I was about 17 and had only had my driver’s license for a few weeks. It was dinnertime, but it must have been winter because it was dark outside. The road was poorly lit and twisty. I was driving the speed limit and singing along to the radio. I remember being excited to see my friends and happy that I now had the freedom to drive myself somewhere.
All of a sudden a blur went across the road. I tried to stop, but there was not time. I hit whatever it was. I came to an immediate stop. My heart was beating so fast in my chest and I immediately started shaking all over. I remember just sitting there. Helpless. What am I supposed to do?
I got out and walked behind my car. I saw it about 20 feet away and didn’t want to believe it. Even in the dark I could tell it was a cat. The tears flowed as I got closer and I silently prayed he was all right. He was not.
I sat next to its little tabby colored body and sobbed. I had never felt so unsure of what to do. I kept picturing a little girl standing at her doorway calling her kitty to come eat. She would go to bed that night wondering, “Where did that silly cat get off to?”
I imagined her walking to school the next day and finding her cat’s body on the side of the road.
“What kind of monster would kill my cat?” she would cry. “Why would they leave her out here? What is wrong with that person?”
But I didn’t know what to do. I just sat there and sobbed. Should I knock on people’s doors? Should I bury it?
In the end, I left the cat there. I wish I had left a note, but I didn’t. I was scared, sad and felt overwhelmed with what had happened.
That feeling is one that I have come to know all too well.
I have friends and family that have been dealing with some heavy stuff – loss of close family members, house flooded with sewage, cancer everywhere, surgery, comas, divorce, mental illness and sick children. I am surrounded with this and I feel the exact same way I did that night at 17.
I talk to myself a lot about what I could do.
I could just show up with coffee…but what if they don’t want company?
I could send a card…but what would I say?
I could offer to help…but what do I really have to offer?
Despite my self-doubt and fear, I do a lot of those things.

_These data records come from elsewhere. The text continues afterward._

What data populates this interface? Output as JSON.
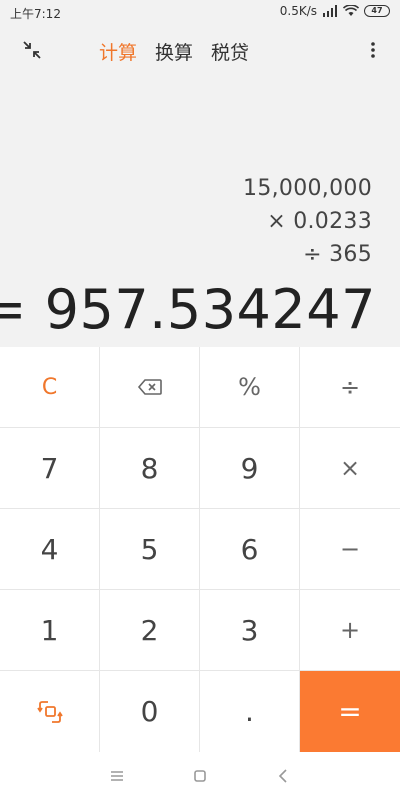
{
  "status_bar": {
    "time": "上午7:12",
    "network_speed": "0.5K/s",
    "battery": "47"
  },
  "tabs": [
    {
      "label": "计算",
      "active": true
    },
    {
      "label": "换算",
      "active": false
    },
    {
      "label": "税贷",
      "active": false
    }
  ],
  "display": {
    "expression_lines": [
      "15,000,000",
      "×   0.0233",
      "÷   365"
    ],
    "result": "= 957.534247"
  },
  "keypad": {
    "rows": [
      [
        "C",
        "",
        "%",
        "÷"
      ],
      [
        "7",
        "8",
        "9",
        "×"
      ],
      [
        "4",
        "5",
        "6",
        "−"
      ],
      [
        "1",
        "2",
        "3",
        "+"
      ],
      [
        "",
        "0",
        ".",
        "="
      ]
    ]
  },
  "icons": {
    "collapse": "collapse-arrows-icon",
    "more": "more-vertical-icon",
    "backspace": "backspace-icon",
    "switch_mode": "switch-mode-icon",
    "nav_menu": "menu-icon",
    "nav_home": "home-icon",
    "nav_back": "back-icon"
  },
  "colors": {
    "accent": "#f0772c",
    "equals_bg": "#fb7a32",
    "display_bg": "#f2f2f2"
  }
}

Sometimes I do all of them. Sometimes I freeze and do nothing. Whatever the case, I never feel like it is enough.
What I really want to do is take away people’s pain. I want everyone to be happy. You know, sunshine and rainbows and kittens frolicking in a meadow of flowers.
However, pain is a part of life that just isn’t going away. How we react to and deal with pain says a lot about us.
This week I was forced to face some truth that I am not very proud of.
That helpless feeling provokes such strong urges in me to DO SOMETHING. And sometimes that “something” is pretty deplorable.
Then I do something even worse.
I find myself talking about the situation, often going in circles, with friends and family. It’s like if I keep talking maybe I could somehow break the code and solve their problems.
This is something I don’t want to do anymore.
In the past, if someone had confronted me and asked me about things I’d said, judgments I’d made, I might have ran away. Not literally, but I would distance myself from them. I’d feel shame and move on.
This week I had to own up for something I said. I didn’t run away. I didn’t lie. I told the truth. I faced my words and judgments. I owned it.
It’s a baby step, I know, but it’s movement forward.
That family member forgave me and I am humbled more than I can express by that.
But I have a long ways to go.
Just this week at karate, I saw a dad with three young children. I have seen this dad many times before and I always leave being irritated and judging the crap out of him. He sits on his phone and yells, very loudly, at his children to just “sit there and be quiet.” I try to read my book, but inside I am lecturing him.
“Really? You expect your LITTLE kids at 5 and 3 years of age to just sit there and be quiet? You, a grown man, are not doing that. You are playing a game on your phone and voicing your annoyance at your children for all to hear. It is inappropriate for you to expect that of those kids you jerk. How about I yell at you to ‘be quiet’ and ‘sit still’ for an hour and see how happy you are? Shut up and bring something for them to do next time.”
I try to stop myself, but I just can’t. I don’t know this man or his situation. I could make all kinds of assumptions about him, and I do, but really I have no clue.
Someone posted this on Facebook this week:
I love this. I have done way too much assuming, judging, hurting and speaking.
A family member said something very poignant to me this week. Often we get judged on ONE moment of our life. One time when things are at their worst and we might be at our absolute lowest. It is unfair to judge. We are so much more than just the one moment and one choice we are in.
I am 36 years old and I have lived so many moments. I would not want anyone picking just one to judge my entire life upon, good or bad.
I don’t know how to stop judging, but I can be responsible for what I say. I need to learn to stop talking about people’s problems and making my sweeping judgments.
That includes judgments on myself.
I might still feel helpless and frozen at times. But that is OK.
So I take another humbling step forward.